DATA SHOWN
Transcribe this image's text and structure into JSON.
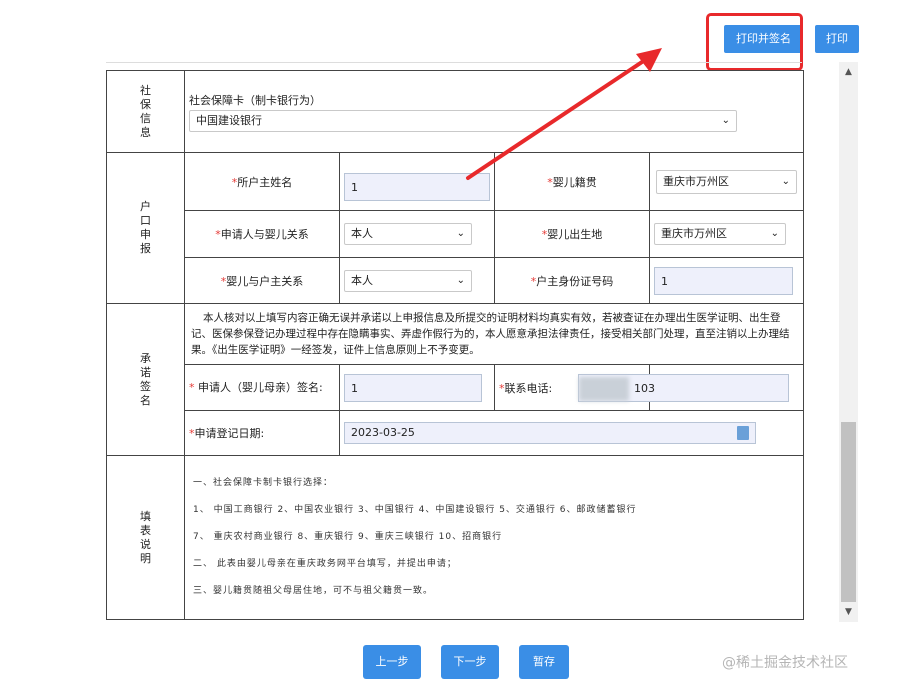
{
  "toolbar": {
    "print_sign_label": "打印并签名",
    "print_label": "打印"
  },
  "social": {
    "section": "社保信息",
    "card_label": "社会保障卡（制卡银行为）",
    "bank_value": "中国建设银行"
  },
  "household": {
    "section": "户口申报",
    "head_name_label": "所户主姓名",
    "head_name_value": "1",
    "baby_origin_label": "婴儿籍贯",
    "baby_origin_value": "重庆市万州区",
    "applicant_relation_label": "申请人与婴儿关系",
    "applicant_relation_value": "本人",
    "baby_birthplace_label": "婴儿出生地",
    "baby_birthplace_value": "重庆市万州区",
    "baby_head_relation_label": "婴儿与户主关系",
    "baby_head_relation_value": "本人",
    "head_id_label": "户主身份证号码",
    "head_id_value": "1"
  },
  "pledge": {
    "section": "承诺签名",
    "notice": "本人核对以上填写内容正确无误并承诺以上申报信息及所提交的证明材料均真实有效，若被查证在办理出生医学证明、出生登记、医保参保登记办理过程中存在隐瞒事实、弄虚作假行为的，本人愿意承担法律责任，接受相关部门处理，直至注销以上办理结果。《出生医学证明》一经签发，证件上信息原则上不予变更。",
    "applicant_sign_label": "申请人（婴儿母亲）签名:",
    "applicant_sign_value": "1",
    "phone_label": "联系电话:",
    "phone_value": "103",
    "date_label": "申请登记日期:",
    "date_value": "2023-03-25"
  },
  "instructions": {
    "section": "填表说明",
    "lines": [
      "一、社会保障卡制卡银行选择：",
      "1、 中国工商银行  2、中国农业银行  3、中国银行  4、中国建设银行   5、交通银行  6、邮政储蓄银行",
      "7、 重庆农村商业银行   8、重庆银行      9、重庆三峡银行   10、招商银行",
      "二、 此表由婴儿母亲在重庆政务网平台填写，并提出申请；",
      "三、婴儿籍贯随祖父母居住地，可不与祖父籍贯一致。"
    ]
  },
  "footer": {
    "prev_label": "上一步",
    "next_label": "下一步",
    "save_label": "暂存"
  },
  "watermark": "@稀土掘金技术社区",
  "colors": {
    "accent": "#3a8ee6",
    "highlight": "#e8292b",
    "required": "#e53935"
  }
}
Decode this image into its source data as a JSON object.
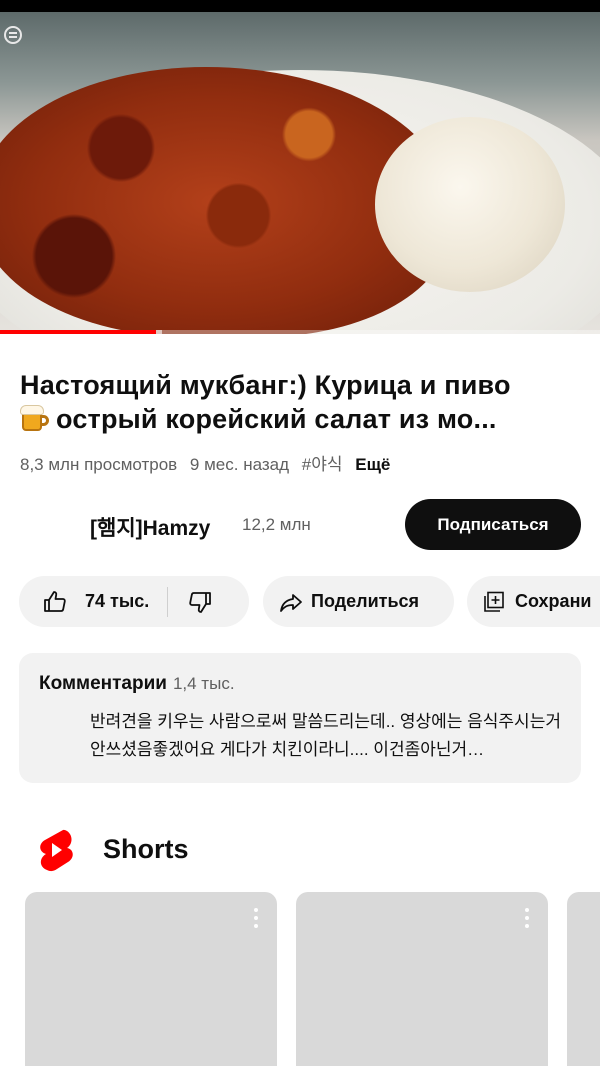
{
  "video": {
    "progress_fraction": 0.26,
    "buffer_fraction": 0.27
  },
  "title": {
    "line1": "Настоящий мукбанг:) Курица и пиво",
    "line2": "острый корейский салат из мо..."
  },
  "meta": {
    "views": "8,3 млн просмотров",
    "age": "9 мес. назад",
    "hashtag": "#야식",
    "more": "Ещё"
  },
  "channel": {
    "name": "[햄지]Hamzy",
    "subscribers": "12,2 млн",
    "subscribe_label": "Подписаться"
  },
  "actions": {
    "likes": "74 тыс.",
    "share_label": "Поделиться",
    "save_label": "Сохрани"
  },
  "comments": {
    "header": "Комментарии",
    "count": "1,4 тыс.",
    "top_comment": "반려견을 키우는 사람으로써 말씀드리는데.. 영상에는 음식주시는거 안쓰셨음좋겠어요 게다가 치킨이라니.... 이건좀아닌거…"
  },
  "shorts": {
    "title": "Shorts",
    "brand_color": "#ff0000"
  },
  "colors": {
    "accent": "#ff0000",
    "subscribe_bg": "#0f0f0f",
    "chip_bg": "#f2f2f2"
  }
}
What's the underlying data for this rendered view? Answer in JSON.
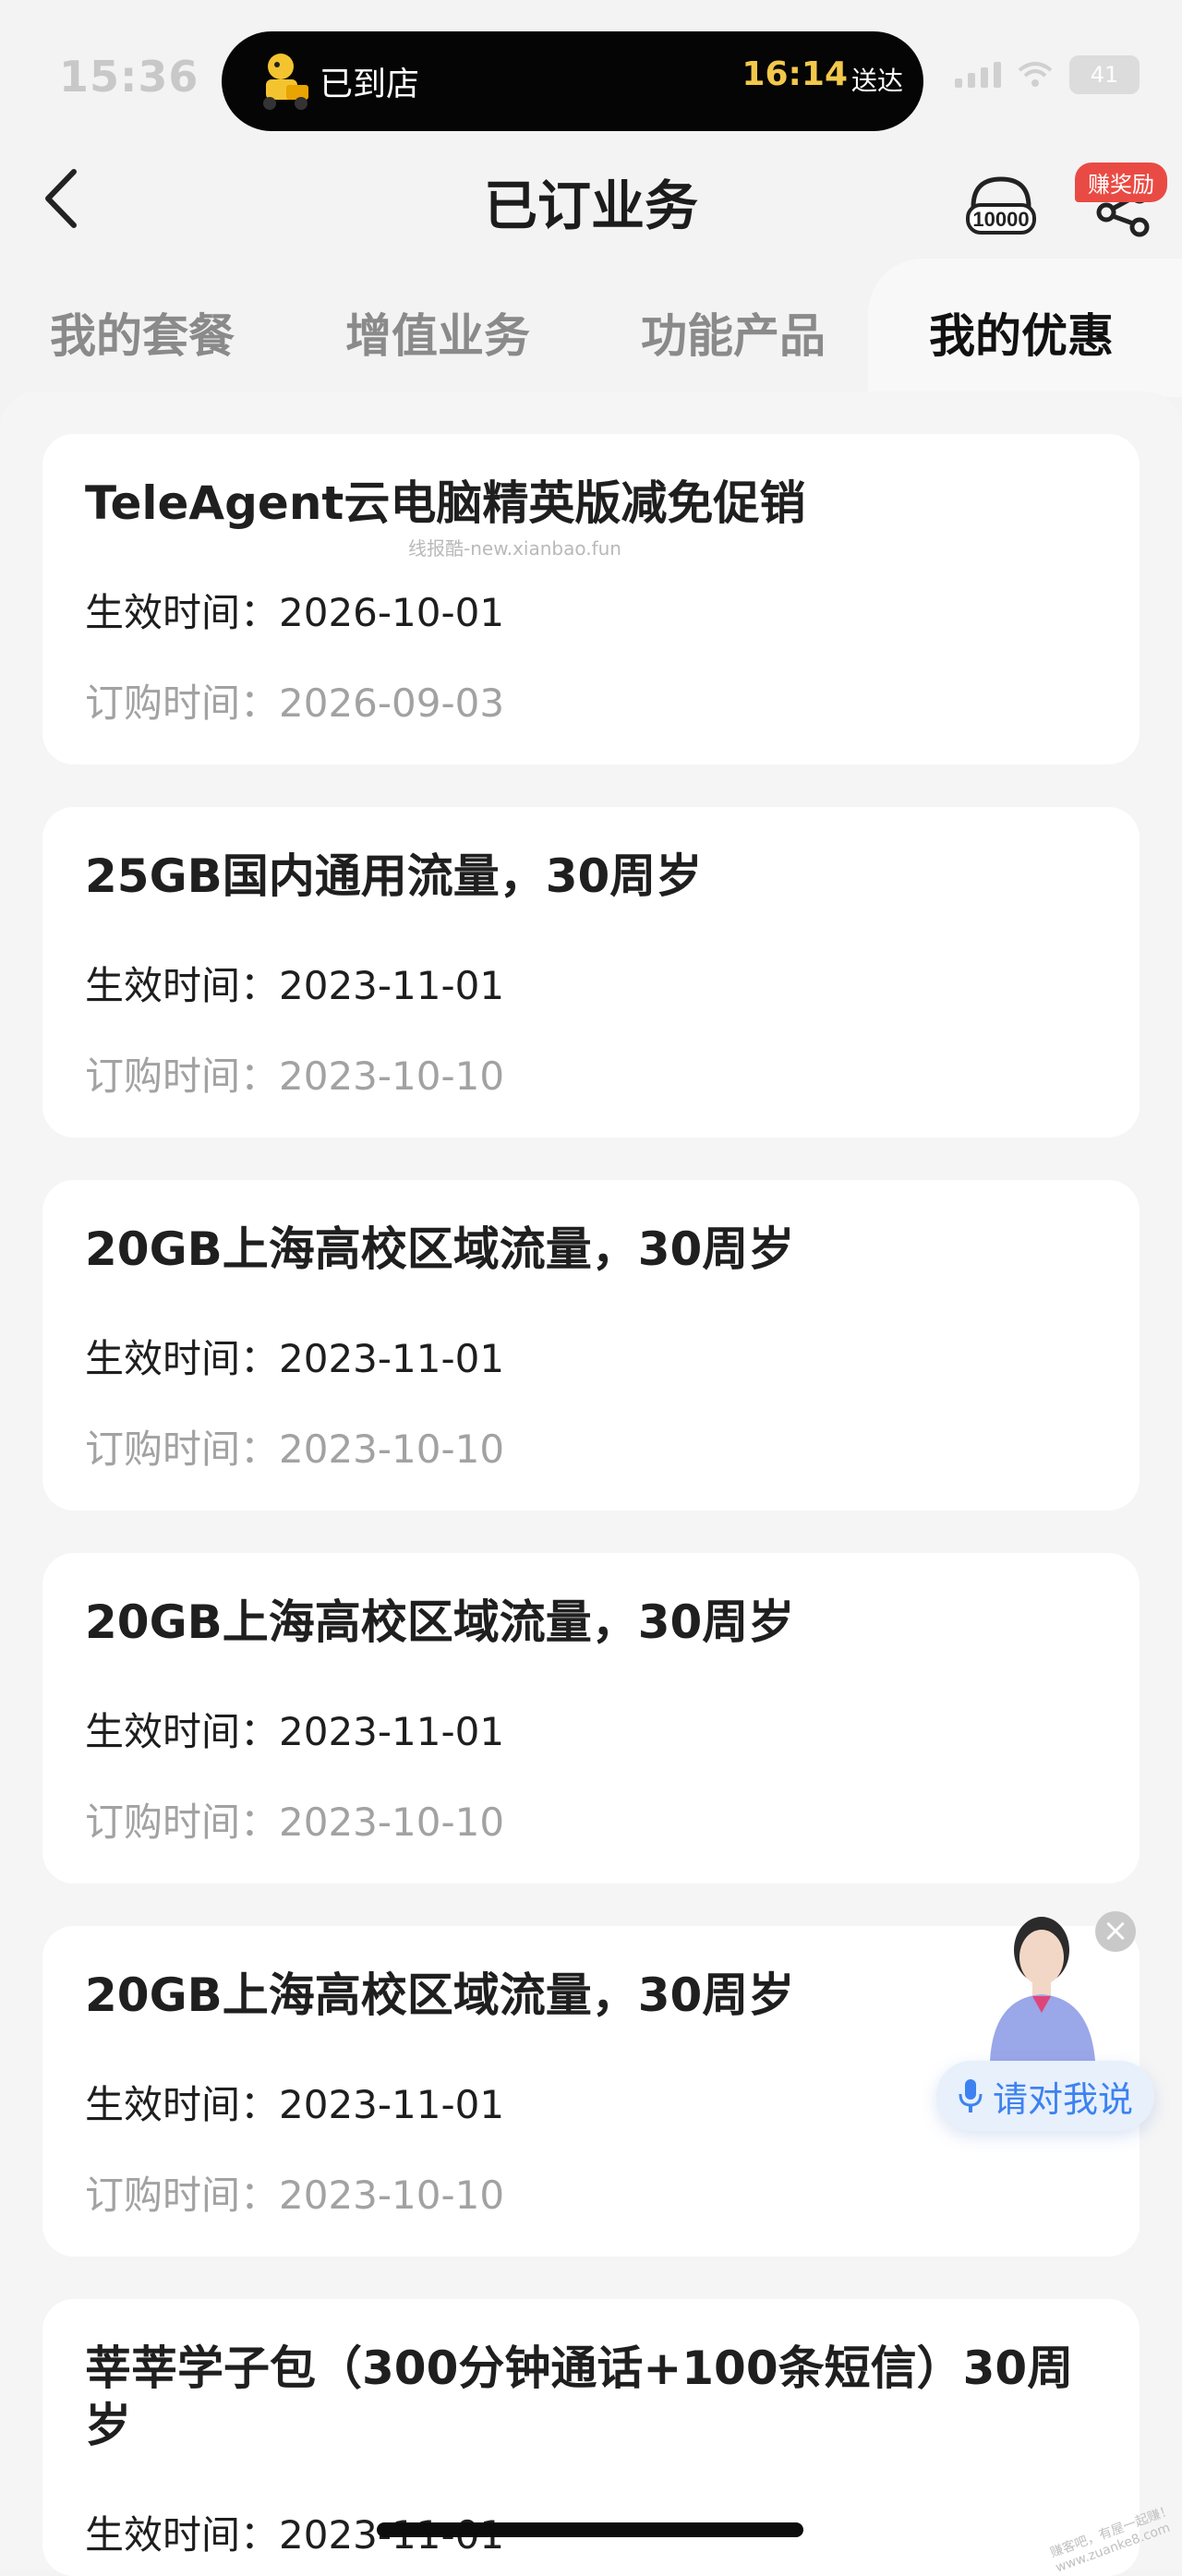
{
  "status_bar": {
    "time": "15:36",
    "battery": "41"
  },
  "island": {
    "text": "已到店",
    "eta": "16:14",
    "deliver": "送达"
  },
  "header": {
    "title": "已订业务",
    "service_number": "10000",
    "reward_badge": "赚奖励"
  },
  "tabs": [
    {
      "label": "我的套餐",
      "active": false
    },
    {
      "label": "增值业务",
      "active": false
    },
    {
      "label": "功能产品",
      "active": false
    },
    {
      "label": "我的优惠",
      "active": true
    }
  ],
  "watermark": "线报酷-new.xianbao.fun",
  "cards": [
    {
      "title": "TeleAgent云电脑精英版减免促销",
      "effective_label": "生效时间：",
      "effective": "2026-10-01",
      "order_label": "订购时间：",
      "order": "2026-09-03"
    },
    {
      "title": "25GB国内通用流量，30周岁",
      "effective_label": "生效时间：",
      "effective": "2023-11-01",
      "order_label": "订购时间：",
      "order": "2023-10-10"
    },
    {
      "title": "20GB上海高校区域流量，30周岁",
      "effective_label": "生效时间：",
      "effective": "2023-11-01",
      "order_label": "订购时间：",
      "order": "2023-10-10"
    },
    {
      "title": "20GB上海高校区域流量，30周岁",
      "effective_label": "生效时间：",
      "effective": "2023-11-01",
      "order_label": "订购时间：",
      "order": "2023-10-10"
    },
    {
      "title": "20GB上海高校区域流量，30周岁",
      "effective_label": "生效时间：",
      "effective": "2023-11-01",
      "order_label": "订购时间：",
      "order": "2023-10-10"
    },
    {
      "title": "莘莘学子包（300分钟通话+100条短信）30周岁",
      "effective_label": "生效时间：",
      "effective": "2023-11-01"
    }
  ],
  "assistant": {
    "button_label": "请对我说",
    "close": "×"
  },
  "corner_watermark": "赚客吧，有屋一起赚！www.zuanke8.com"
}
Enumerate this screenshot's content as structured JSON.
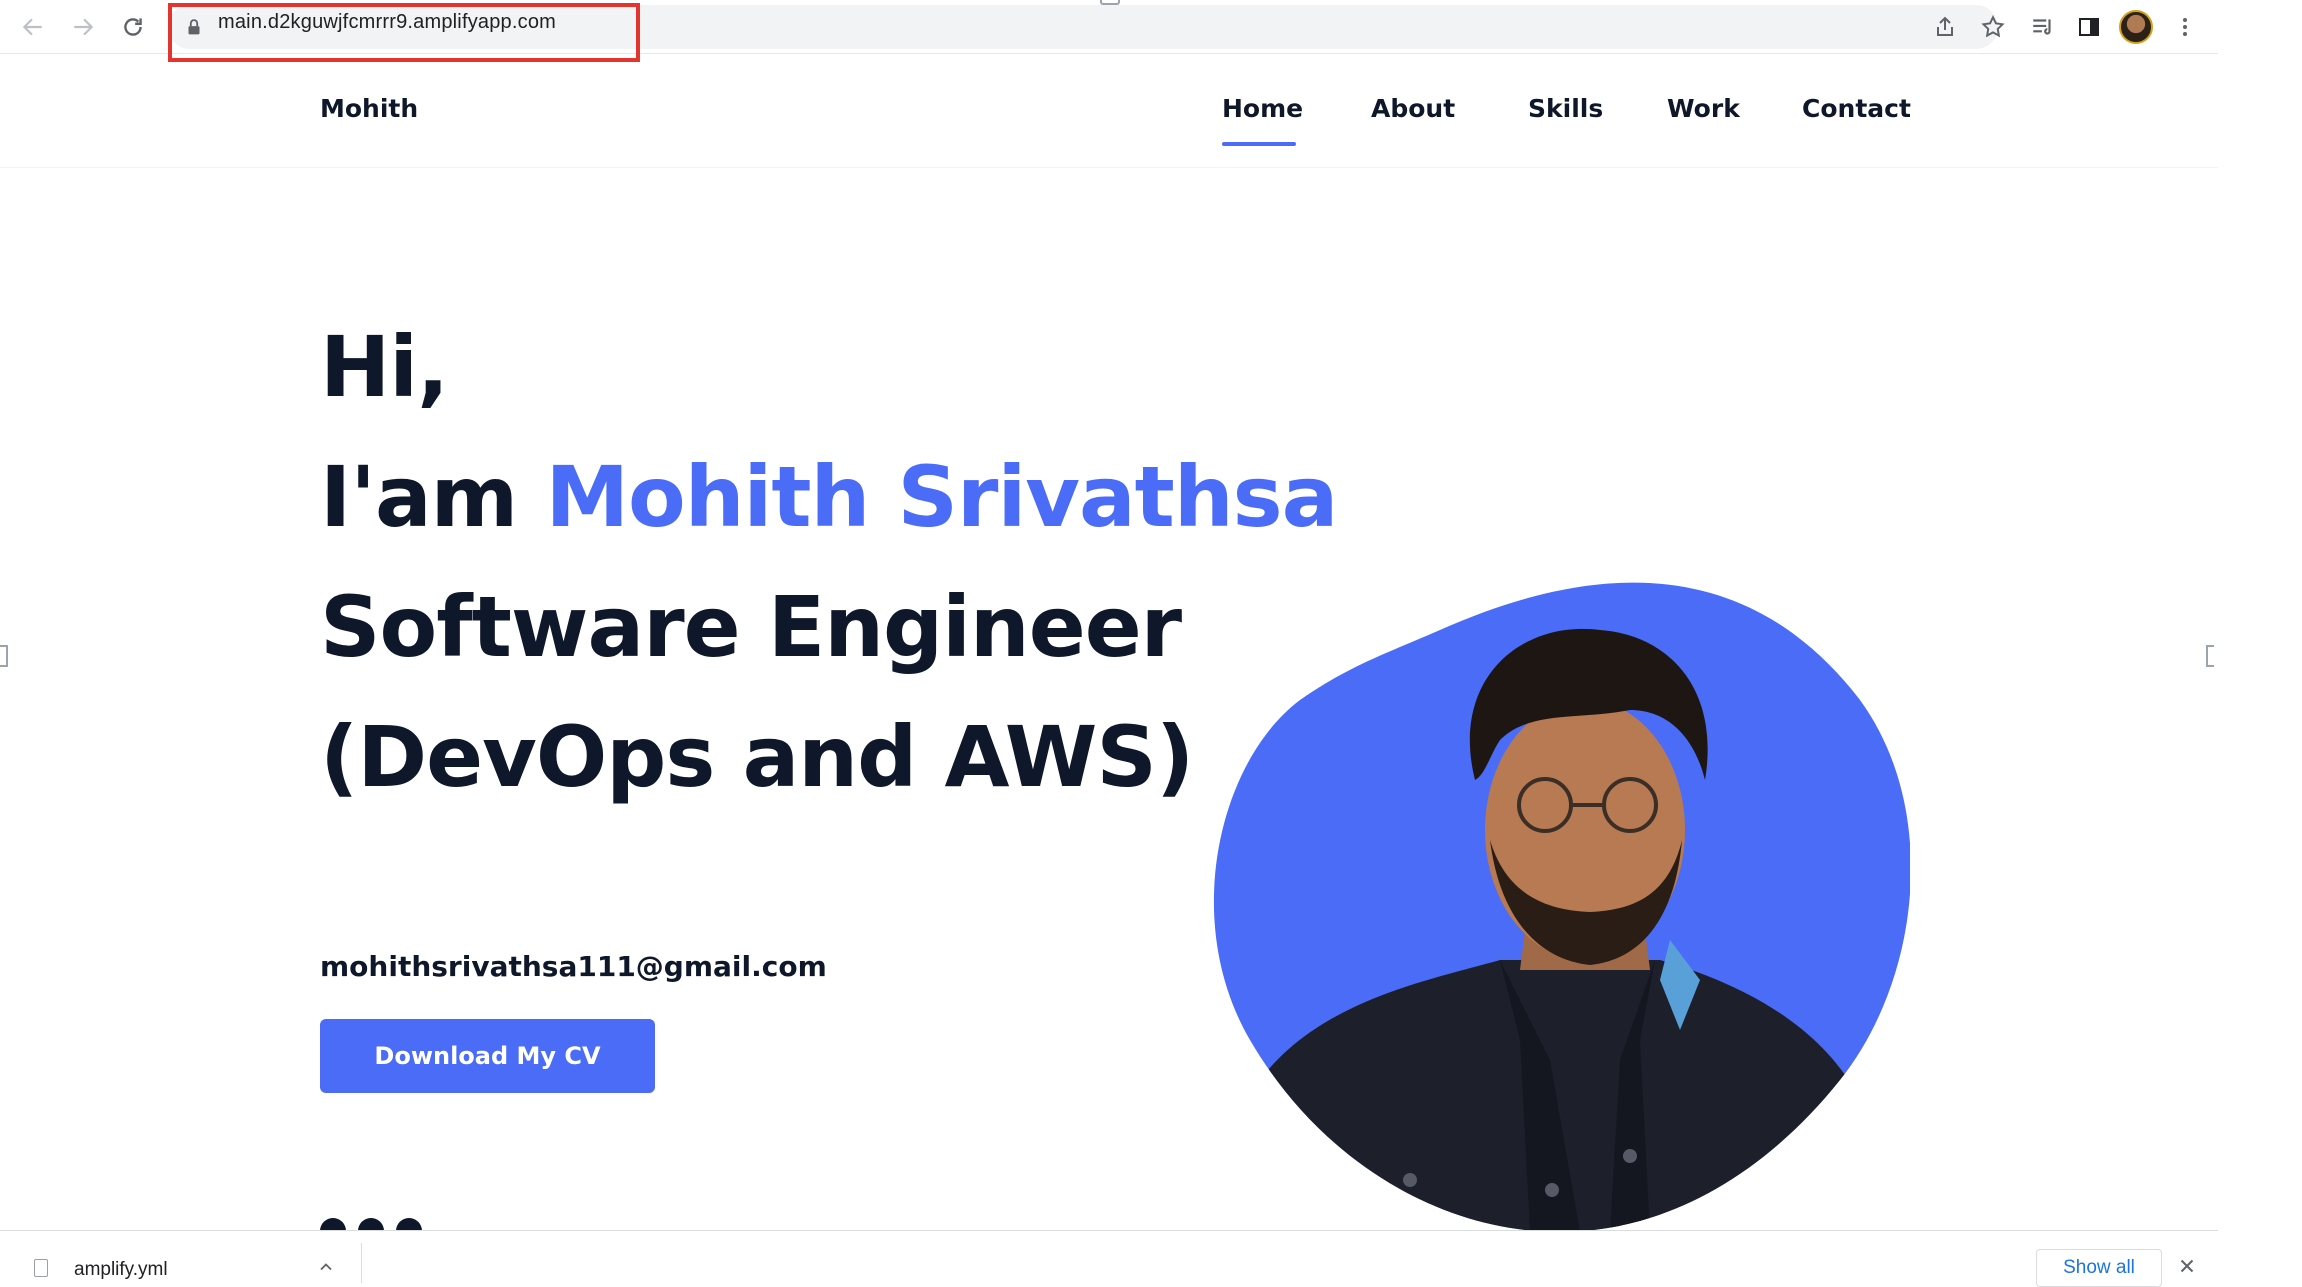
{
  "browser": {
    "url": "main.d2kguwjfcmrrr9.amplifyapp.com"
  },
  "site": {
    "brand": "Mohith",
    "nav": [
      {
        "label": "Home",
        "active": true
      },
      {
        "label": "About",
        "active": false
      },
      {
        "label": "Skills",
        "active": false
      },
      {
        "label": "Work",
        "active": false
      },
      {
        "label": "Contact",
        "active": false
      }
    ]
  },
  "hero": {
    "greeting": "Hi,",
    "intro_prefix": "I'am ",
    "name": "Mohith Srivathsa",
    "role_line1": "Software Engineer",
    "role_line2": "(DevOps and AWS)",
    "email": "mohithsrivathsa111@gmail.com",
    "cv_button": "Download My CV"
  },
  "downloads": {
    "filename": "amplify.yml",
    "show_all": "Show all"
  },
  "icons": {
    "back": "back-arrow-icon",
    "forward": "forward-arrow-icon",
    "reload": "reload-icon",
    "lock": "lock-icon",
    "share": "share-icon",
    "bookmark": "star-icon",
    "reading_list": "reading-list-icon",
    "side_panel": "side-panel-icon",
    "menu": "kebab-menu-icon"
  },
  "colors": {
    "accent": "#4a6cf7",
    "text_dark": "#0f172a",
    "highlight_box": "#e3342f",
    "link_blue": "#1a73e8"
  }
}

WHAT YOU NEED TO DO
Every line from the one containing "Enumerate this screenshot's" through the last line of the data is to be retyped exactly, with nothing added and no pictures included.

REPLY
Enumerate this screenshot's content as structured JSON.
{
  "browser": {
    "url": "main.d2kguwjfcmrrr9.amplifyapp.com"
  },
  "site": {
    "brand": "Mohith",
    "nav": [
      {
        "label": "Home",
        "active": true
      },
      {
        "label": "About",
        "active": false
      },
      {
        "label": "Skills",
        "active": false
      },
      {
        "label": "Work",
        "active": false
      },
      {
        "label": "Contact",
        "active": false
      }
    ]
  },
  "hero": {
    "greeting": "Hi,",
    "intro_prefix": "I'am ",
    "name": "Mohith Srivathsa",
    "role_line1": "Software Engineer",
    "role_line2": "(DevOps and AWS)",
    "email": "mohithsrivathsa111@gmail.com",
    "cv_button": "Download My CV"
  },
  "downloads": {
    "filename": "amplify.yml",
    "show_all": "Show all"
  },
  "icons": {
    "back": "back-arrow-icon",
    "forward": "forward-arrow-icon",
    "reload": "reload-icon",
    "lock": "lock-icon",
    "share": "share-icon",
    "bookmark": "star-icon",
    "reading_list": "reading-list-icon",
    "side_panel": "side-panel-icon",
    "menu": "kebab-menu-icon"
  },
  "colors": {
    "accent": "#4a6cf7",
    "text_dark": "#0f172a",
    "highlight_box": "#e3342f",
    "link_blue": "#1a73e8"
  }
}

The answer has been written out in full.